* WHAT NEEDS TO BE DONE
Within the records below, find each line with the word "background" and copy it out.

* LISTED RECORDS
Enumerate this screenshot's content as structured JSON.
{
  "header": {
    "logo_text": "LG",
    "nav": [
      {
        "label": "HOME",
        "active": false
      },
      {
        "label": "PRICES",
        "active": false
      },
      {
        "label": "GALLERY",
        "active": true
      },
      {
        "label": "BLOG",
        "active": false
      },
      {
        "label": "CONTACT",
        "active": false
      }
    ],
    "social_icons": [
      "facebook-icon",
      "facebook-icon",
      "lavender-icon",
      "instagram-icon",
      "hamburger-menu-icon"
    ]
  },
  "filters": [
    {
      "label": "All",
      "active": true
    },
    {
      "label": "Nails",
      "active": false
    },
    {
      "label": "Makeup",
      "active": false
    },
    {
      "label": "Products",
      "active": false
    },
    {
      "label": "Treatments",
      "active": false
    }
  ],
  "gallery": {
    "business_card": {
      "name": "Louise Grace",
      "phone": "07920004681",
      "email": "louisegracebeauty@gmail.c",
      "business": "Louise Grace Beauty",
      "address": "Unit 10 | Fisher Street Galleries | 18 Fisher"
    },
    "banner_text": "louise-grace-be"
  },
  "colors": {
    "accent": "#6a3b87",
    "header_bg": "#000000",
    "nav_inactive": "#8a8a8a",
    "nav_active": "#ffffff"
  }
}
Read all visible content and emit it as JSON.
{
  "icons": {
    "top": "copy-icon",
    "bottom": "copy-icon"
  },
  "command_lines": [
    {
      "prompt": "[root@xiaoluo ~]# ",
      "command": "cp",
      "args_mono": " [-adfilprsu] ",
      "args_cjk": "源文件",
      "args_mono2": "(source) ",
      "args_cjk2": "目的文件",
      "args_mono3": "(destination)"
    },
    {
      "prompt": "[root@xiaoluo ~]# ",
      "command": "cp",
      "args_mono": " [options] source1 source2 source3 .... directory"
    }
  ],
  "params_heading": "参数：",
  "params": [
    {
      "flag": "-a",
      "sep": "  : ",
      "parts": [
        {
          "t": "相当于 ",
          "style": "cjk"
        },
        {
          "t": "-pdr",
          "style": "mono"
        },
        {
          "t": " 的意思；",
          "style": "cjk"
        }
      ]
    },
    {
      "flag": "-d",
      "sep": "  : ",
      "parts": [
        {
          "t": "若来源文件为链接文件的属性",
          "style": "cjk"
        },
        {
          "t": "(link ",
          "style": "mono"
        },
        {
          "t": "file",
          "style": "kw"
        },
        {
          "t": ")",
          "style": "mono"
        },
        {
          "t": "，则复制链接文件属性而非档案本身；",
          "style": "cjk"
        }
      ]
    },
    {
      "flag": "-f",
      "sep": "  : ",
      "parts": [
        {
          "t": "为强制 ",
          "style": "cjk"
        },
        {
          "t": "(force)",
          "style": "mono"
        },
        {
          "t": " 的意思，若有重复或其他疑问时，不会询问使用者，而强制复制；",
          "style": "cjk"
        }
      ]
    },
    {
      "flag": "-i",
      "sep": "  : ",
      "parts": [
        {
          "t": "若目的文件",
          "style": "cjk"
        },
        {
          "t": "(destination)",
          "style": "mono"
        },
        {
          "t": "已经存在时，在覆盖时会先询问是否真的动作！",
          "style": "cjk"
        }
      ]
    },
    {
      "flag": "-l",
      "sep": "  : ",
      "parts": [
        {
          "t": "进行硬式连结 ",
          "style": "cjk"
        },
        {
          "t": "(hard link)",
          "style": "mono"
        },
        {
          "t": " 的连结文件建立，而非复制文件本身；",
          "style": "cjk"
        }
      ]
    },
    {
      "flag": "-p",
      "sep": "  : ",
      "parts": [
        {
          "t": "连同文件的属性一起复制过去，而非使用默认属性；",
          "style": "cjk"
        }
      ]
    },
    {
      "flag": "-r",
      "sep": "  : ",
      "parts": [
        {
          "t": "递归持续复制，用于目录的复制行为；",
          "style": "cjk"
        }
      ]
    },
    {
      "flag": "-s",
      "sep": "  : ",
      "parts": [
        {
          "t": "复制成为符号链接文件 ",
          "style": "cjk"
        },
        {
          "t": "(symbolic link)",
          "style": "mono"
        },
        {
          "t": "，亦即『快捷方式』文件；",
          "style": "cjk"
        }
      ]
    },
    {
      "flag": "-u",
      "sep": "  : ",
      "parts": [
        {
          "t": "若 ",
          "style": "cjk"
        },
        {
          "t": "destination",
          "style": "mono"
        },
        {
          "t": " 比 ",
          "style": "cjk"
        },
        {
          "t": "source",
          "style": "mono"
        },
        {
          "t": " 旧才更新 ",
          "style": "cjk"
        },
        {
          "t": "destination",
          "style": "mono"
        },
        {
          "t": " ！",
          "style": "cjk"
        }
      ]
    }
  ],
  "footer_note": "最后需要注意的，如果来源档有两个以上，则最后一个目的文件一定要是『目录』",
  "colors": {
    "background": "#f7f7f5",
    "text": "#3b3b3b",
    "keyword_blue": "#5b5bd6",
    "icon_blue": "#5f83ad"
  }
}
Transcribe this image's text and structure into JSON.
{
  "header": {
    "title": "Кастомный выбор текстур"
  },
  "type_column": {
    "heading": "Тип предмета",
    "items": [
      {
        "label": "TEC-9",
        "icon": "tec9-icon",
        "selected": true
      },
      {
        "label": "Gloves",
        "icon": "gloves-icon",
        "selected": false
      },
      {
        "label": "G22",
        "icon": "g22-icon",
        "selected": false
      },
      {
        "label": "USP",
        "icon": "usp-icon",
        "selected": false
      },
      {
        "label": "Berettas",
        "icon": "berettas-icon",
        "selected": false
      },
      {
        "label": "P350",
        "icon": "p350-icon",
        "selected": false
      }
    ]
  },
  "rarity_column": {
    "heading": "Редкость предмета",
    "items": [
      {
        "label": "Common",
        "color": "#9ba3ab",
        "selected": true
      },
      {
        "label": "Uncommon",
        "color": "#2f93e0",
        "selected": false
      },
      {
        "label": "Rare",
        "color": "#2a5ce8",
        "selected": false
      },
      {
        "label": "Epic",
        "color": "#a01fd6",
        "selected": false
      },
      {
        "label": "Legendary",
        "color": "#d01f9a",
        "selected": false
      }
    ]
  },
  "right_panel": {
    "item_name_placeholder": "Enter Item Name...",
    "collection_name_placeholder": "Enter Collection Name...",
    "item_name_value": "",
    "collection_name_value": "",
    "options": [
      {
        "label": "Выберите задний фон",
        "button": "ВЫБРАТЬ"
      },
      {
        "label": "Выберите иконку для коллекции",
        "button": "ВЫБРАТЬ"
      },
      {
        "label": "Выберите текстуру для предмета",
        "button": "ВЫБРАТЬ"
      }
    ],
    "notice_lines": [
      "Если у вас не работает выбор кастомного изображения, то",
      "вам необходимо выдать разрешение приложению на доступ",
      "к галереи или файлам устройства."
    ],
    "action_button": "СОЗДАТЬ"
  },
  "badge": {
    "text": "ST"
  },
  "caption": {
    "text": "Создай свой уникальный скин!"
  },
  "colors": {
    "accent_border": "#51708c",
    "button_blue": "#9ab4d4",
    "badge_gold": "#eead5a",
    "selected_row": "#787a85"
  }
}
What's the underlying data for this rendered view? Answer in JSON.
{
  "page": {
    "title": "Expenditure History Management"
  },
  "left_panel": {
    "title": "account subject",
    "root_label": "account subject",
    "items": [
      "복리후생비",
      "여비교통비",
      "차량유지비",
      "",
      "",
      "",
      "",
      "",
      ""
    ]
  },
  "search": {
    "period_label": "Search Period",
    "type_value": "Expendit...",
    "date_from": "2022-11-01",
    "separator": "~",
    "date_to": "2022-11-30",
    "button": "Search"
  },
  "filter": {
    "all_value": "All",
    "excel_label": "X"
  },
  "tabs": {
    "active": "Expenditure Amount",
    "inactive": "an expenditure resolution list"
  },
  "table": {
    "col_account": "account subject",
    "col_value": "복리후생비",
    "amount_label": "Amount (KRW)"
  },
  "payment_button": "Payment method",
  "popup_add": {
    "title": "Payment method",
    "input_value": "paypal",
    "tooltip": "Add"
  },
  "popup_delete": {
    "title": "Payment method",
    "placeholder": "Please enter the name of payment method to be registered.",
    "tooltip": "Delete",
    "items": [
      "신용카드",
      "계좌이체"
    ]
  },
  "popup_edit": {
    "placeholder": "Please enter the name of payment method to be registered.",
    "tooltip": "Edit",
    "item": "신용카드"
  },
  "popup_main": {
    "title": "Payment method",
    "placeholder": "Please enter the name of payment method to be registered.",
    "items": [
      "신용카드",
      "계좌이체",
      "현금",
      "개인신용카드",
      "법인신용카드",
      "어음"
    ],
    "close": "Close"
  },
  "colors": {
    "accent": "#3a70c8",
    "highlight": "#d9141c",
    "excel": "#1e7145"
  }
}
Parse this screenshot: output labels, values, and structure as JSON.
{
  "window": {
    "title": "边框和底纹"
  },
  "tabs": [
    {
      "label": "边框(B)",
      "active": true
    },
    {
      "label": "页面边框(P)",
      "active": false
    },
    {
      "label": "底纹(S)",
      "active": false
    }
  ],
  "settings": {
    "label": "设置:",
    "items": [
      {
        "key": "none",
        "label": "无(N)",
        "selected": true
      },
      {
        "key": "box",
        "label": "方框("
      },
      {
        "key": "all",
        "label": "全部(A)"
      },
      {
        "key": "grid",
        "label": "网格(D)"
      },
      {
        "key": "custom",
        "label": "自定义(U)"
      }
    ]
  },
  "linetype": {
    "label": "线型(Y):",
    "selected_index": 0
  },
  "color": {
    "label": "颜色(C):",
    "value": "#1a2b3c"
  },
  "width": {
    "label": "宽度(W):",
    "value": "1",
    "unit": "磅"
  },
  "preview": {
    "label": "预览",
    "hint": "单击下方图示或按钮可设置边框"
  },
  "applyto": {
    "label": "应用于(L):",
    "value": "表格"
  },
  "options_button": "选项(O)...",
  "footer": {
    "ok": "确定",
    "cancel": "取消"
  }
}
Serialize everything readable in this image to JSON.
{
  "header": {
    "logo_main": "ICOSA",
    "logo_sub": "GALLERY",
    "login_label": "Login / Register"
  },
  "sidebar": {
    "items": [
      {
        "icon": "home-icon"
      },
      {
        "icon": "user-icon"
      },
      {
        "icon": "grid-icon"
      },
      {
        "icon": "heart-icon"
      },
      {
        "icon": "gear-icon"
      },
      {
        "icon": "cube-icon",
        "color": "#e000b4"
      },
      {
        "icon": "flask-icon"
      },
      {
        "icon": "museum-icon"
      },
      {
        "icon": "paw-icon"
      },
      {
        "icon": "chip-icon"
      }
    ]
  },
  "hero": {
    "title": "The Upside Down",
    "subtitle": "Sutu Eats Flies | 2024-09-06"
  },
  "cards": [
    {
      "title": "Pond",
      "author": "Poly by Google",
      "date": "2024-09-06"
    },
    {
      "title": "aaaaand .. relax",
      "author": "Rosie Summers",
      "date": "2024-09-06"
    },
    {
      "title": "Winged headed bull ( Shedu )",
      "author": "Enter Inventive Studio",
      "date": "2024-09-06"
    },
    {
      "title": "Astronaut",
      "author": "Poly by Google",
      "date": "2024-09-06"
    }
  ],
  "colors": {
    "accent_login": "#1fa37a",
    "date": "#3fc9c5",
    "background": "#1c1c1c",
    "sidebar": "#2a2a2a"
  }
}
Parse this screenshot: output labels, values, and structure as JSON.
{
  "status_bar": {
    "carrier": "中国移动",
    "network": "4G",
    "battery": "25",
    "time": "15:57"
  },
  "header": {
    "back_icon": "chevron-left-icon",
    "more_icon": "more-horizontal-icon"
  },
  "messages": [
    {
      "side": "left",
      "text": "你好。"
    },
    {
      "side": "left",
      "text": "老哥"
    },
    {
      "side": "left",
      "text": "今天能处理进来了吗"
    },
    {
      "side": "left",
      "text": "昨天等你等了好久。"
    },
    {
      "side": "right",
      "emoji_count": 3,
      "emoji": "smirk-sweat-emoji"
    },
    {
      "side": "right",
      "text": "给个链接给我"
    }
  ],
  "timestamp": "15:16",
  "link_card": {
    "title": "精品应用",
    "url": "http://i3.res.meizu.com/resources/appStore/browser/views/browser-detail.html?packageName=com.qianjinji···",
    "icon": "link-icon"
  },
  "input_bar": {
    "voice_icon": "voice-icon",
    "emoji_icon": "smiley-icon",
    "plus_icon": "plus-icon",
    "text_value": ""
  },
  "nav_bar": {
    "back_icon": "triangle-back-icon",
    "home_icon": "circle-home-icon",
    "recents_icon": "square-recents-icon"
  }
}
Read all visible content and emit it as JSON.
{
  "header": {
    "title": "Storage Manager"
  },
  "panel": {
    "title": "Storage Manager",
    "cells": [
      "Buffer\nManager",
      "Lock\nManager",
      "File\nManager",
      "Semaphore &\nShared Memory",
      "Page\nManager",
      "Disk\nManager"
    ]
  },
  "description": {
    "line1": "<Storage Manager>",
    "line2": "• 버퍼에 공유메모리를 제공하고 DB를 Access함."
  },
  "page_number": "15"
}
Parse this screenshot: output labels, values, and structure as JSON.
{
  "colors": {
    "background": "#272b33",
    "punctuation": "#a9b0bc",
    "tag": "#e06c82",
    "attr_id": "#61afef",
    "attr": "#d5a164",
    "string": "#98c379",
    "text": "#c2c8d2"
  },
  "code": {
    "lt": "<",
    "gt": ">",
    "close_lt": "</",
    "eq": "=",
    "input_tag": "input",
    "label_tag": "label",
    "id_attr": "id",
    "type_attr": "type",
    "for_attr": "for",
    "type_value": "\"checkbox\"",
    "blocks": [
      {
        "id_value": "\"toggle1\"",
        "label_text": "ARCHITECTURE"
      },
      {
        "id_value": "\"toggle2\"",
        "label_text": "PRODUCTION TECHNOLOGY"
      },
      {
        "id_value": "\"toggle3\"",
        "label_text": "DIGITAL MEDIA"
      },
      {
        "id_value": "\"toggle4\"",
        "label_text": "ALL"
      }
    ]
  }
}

* WRITTEN ANSWER
    "background": "#f7f7f5",
    "background": "#1c1c1c",
    "background": "#272b33",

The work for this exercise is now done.